In October 2016, SPO’s vessel, the Pacific Askari was chartered to bring 12 contractors from Cape Town, South Africa to Tristan as part of a team spent eight months on the island to build a new medical centre in replacement of the worn-out building that was used as their medical facility then. The new medical building was flat-packed and shipped down from Sweden via the UK and would be constructed by the same team who built the new Halley research station for the British Antarctic Survey on the Brunt ice shelf in the Antarctic. The voyage from Cape Town to Tristan took about eight days, with the vessel steaming 1, 522 nautical miles towards the south Atlantic archipelago.  

The mainstay of the island is the fishing industry. All the 266 islanders, comprising 80 families are farmers and fishermen. They fish for local rock lobsters and the catch is processed on the island and shipped to Cape Town for the European and Japanese markets. Most locals have potato patches and rear cattle. The local authorities control the number of cattle that anyone can rear to in order to avoid overgrazing of the limited green spaces. 

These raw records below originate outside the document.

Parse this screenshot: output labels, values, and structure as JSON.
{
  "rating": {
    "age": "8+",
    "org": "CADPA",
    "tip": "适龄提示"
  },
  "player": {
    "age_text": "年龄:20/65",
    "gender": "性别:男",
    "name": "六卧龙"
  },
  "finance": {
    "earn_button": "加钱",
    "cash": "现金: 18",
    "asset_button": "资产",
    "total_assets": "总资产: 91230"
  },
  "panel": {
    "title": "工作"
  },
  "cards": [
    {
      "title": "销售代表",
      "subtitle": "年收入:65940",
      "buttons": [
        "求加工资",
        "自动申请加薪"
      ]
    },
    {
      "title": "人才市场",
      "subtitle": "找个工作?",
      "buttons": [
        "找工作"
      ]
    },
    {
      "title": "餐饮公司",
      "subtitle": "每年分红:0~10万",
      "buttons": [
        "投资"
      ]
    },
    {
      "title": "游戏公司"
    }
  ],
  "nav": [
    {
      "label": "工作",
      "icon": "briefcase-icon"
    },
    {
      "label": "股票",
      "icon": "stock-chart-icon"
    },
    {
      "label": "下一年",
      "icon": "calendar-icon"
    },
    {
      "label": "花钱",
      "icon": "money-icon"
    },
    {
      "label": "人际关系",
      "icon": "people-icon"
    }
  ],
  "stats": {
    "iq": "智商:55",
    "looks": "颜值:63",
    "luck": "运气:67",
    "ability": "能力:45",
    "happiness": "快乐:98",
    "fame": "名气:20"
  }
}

“As we approached the anchorage, we enjoyed the spectacular views of the Queen Mary’s peak. The island summit stands at an elevation of 6,765 feet above sea level. With the vessel on Dynamic Positioning (DP) mode, we gave the supply barge a lee (protective shelter) while we off loaded our passengers and their luggage along with two cargo pallets of the much needed tea, coffee and milk. Upon completion of our unloading operations, we managed to go ashore with a launch boat to explore the settlement for about an hour,” he said.   

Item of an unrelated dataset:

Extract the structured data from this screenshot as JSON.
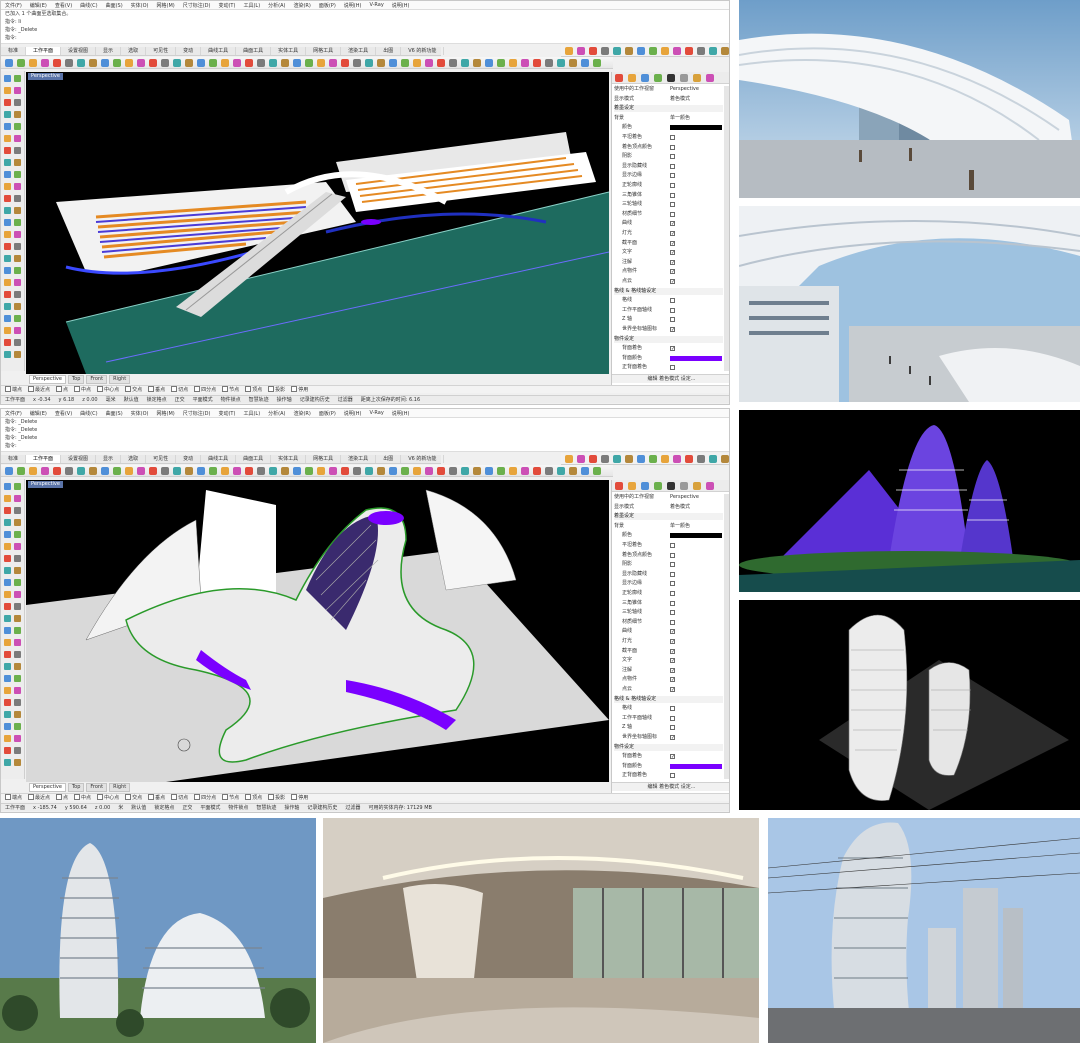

To find out more about Tristan, please visit www.tristandc.com